I view myself both as a practitioner and student of business. Therefore, I always try to find learnings in my experiences and to crystallize those learnings into nuggets that I can remember.
Here are some of my key, nugget-ized learnings from 2010.
- Analyze from near and far. While we live in a information-obsessed world (and I view myself as a data junkie), for some decisions less information is better than more.
- Only work with people you like, trust, and respect. Life’s too short to do otherwise. (I stole this one from a board member who says that people buy from people they like, trust, and respect. I think both are true.)
- If you don’t look forward to speaking with one of your coworkers, it’s a problem. In theory, you should be eager to speak to all your colleagues, so you can work together to solve problems. If you’re not eager, then you need to understand why. It could be the tip of an iceberg.
- Power matters. Read Jeff Pfeffer’s excellent book Power: Why Some People Have It and Others Don’t to understand more.
- Don’t be a “bosshole” no matter how much you might want to be in certain situations. Read Bob Sutton’s The No Asshole Rule or Good Boss, Bad Boss for more.
- Assume you are missing information. This is an oldie but goodie. It’s very hard for Meyers-Briggs J’s like me to defer reacting to a situation (because we just love making decisions) and instead say “I must be missing information” and even “the crazier the situation appears, the more probable I am missing information.”
- Listen to words, but watch behaviors. As a word-oriented person, I often fall into the trap of using only my ears and not my eyes in gathering data. If you’re the same way, then I encourage you to keep listening, but to start watching as well. Word/action inconsistency can be a big tip-off.

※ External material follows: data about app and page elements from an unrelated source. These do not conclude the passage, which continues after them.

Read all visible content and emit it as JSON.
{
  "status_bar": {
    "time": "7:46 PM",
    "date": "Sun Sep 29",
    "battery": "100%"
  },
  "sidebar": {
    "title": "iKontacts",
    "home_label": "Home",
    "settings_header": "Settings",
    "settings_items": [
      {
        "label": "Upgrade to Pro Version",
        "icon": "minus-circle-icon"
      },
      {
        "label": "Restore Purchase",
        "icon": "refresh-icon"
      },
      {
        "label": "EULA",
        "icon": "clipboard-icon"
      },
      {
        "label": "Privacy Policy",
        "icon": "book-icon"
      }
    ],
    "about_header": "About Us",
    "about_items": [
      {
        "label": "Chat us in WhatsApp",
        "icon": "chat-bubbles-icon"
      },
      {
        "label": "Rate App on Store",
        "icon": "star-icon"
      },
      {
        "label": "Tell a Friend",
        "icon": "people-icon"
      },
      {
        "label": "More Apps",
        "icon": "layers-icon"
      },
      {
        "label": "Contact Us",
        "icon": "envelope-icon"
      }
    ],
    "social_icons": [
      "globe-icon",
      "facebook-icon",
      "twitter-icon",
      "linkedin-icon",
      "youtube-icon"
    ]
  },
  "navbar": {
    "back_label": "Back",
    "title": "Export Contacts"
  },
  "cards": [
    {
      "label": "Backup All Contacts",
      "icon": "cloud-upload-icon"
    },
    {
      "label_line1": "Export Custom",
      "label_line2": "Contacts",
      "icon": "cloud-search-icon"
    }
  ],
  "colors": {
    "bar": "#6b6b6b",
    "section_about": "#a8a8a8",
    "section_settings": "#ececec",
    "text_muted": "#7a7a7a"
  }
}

- Listen for what is said as well as what is not. Omission is a very powerful communications tool.
- Your need to talk with someone is an inverse function of your desire to do so. In business, stressful situations develop and that stress can cause conflict avoidance. Conflict avoidance causes conflict. Break the cycle by talking when you least want to.
Those are my takeaways from the year. What are yours?